Power upgrades are more difficult to come by for the newer TDIs (2009+). Upgraded injectors are rare, and turbo upgrade options are limited. This article lists some things you can do to give your TDI a little more oomph.
If you’re looking for more power, the number one thing you can do is a chip tune, or ECU reflash. There’s no easier or less expensive way to get significant power gains. Chip tunes increase power by doing things like increasing turbo boost, air to fuel ratio, increasing fueling, and advancing the injection timing. The standard tuning from the factory is usually pretty conservative—VW isn’t focused on getting the most power out of your car. Instead, they want the vehicle to be able to run lower-quality fuel and to prevent premature wear of engine parts.
In these cars, you can immediately see at least a 20 HP and 28 lbs/ft of torque increase. A stage 2 chip tune will increase the HP by 40 and the torque by 53 lbs/ft. And there’s even more tuning stages after that, if you want some more serious power.
Some companies that offer chip tunes:
Turbo upgrade: CR140 to CR170
Another way to beef up the power in your CR TDI is to swap the stock turbo, a CR140, for the CR170, a larger turbocharger used in the european diesels.
This upgrade is relatively simple, but it does require deleting the low pressure EGR and blocking off a EGR port on one side of the turbo. The European cars had a different setup for EGR piping, so, unlike the CR140, this turbo doesn’t have a port on the correct side. In order to delete the EGR and still pass emissions, you need to get your ECU reprogrammed as well. It also requires a special hose in order to keep the stock airbox, MAF, and CCV setup.
People have reported a power upgrade of about 25 hp and 20 ft/lbs of torque.
Upgrades to the exhaust can give you a small power boost (if you’ve already done some upgrades) by decreasing backpressure in the system. Unfortunately, to date, there’s no exhaust upgrades for these cars that won’t delete the DPF or other emissions equipment. And that is illegal under federal law.
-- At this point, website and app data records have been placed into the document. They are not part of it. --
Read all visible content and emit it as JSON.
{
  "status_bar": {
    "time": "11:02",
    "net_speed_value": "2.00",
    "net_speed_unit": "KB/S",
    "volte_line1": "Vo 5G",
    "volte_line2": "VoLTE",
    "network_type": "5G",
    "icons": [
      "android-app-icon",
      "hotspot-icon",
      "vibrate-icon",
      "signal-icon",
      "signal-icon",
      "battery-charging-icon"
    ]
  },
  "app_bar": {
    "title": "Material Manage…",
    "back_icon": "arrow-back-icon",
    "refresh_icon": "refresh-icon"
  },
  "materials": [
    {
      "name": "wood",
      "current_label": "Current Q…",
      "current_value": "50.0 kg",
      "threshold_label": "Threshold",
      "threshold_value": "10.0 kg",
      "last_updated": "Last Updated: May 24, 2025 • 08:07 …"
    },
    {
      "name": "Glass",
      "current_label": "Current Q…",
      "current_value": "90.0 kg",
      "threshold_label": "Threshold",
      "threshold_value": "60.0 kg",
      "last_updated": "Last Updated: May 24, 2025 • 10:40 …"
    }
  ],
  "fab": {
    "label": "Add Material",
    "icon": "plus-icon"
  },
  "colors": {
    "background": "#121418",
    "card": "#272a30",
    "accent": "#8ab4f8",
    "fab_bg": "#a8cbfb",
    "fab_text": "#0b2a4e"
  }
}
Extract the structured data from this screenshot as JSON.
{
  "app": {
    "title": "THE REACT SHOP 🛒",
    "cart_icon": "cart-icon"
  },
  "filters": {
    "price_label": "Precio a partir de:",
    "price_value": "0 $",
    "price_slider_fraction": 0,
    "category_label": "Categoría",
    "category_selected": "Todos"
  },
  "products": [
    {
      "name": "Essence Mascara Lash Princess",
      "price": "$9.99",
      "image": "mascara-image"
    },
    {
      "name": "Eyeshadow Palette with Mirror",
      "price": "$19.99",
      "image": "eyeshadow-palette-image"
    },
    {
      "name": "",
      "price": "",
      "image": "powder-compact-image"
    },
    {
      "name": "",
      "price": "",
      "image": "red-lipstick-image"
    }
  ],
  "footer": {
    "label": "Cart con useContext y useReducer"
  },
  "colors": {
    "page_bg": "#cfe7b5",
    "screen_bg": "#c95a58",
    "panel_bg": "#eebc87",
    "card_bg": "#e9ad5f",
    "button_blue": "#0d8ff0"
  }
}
You also probably won’t pass emissions. A catback exhaust will change the way the car sounds, but won’t do much for power. In other words, unless you want to break the law, you’re out of luck.
Another option for the upgraded common rail car is to replace the intercooler. Drivers have discovered that the Audi S3 has a bigger intercooler, that, with some upgraded hoses, can fit into these TDIs. The intercooler drops air temperature coming from the turbo headed to the engine, thereby increasing the richness of the air. More air = more power. A bigger intercooler can lower the temperature more efficiently. Numbers have been difficult to find, but people are reporting significant temperature drops. Again, this type of upgrade is something you’d only want to consider if you’d upgraded your turbo and had increased airflow headed to the engine. Otherwise, the original intercooler would be sufficient.
As time goes on people will figure out more ways to increase power in these cars—maybe someone will come out with custom injectors, or options for a larger intake, or a clever performance exhaust that doesn’t compromise emissions. A kit to make the CR170 install easier could be just around the corner. Right now, though, these are the best options.
The statement about exhausts is incorrect, I have a banks performance exhaust on my 2010 tdi. It is perfectly legal as it is a cat back/filter back exhaust.
We don’t consider that a performance exhaust as it has neglible to zero impact on performance. The DPF is the main point of back pressure, what exhaust you put on after the DPF is more a function of sound and “appearance” than performance.